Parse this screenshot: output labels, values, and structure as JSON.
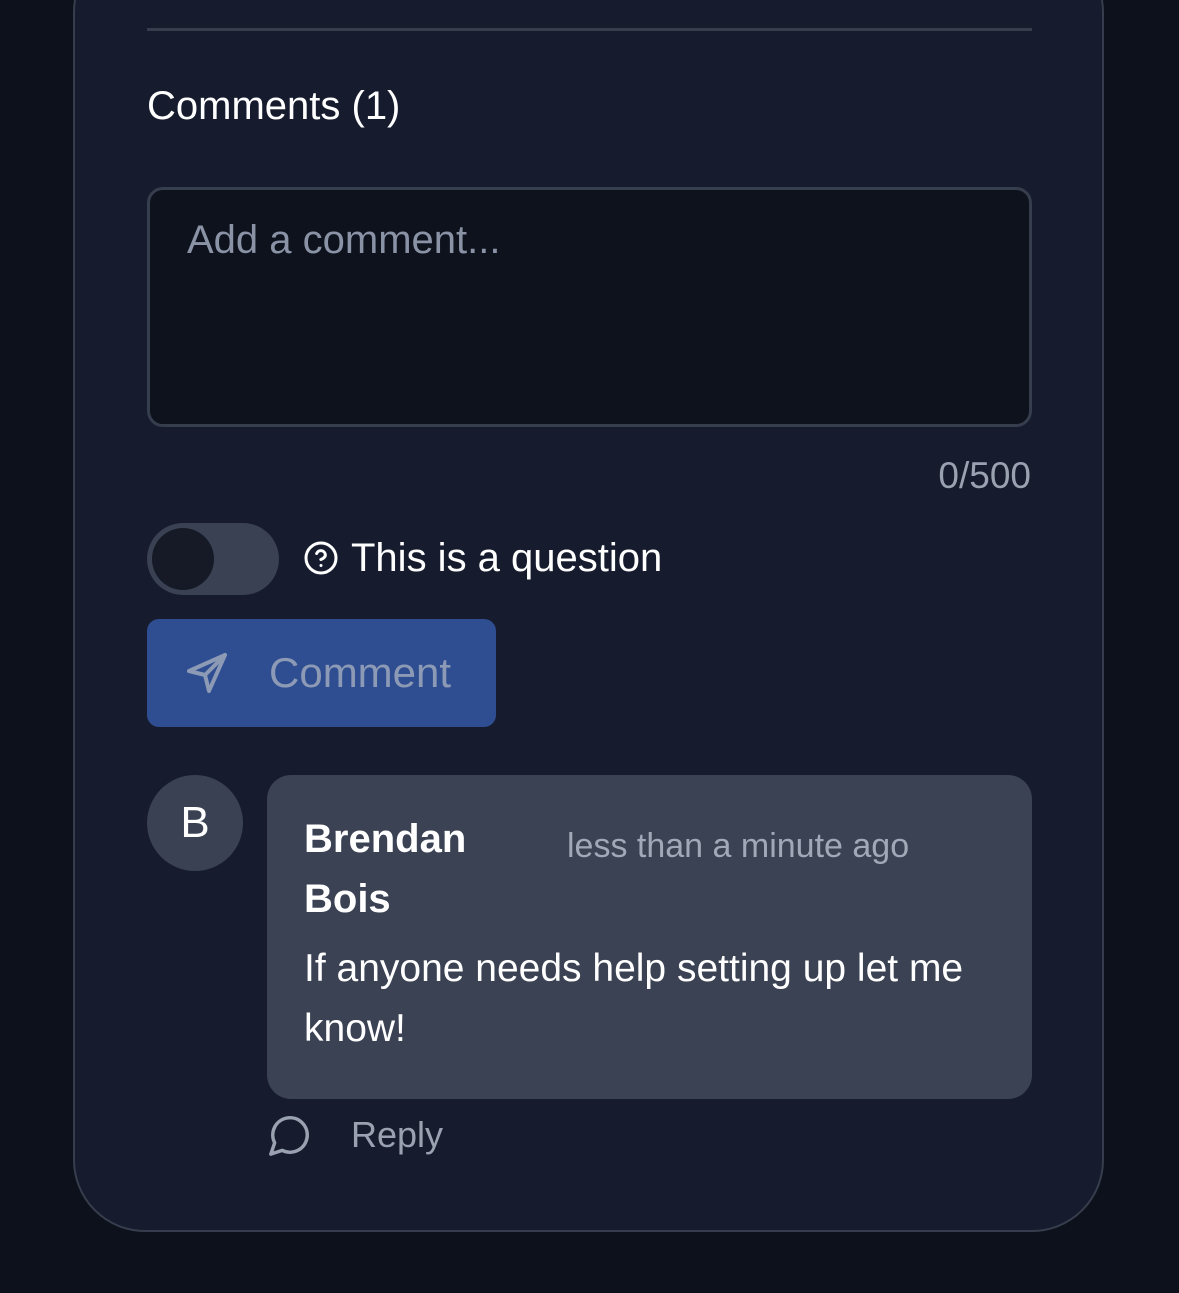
{
  "comments": {
    "title": "Comments (1)",
    "input": {
      "placeholder": "Add a comment...",
      "value": "",
      "char_count": "0/500"
    },
    "question_toggle": {
      "label": "This is a question",
      "on": false,
      "icon": "question-circle-icon"
    },
    "submit": {
      "label": "Comment",
      "icon": "send-icon"
    },
    "items": [
      {
        "avatar_initial": "B",
        "author": "Brendan Bois",
        "time": "less than a minute ago",
        "text": "If anyone needs help setting up let me know!",
        "reply_label": "Reply",
        "reply_icon": "chat-bubble-icon"
      }
    ]
  },
  "colors": {
    "page_background": "#0d111c",
    "card_background": "#161c2e",
    "accent_button": "#2f4e91",
    "bubble_background": "#3a4253"
  }
}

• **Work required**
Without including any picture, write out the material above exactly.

• **Solution**
Parse this screenshot: output labels, values, and structure as JSON.
{
  "comments": {
    "title": "Comments (1)",
    "input": {
      "placeholder": "Add a comment...",
      "value": "",
      "char_count": "0/500"
    },
    "question_toggle": {
      "label": "This is a question",
      "on": false,
      "icon": "question-circle-icon"
    },
    "submit": {
      "label": "Comment",
      "icon": "send-icon"
    },
    "items": [
      {
        "avatar_initial": "B",
        "author": "Brendan Bois",
        "time": "less than a minute ago",
        "text": "If anyone needs help setting up let me know!",
        "reply_label": "Reply",
        "reply_icon": "chat-bubble-icon"
      }
    ]
  },
  "colors": {
    "page_background": "#0d111c",
    "card_background": "#161c2e",
    "accent_button": "#2f4e91",
    "bubble_background": "#3a4253"
  }
}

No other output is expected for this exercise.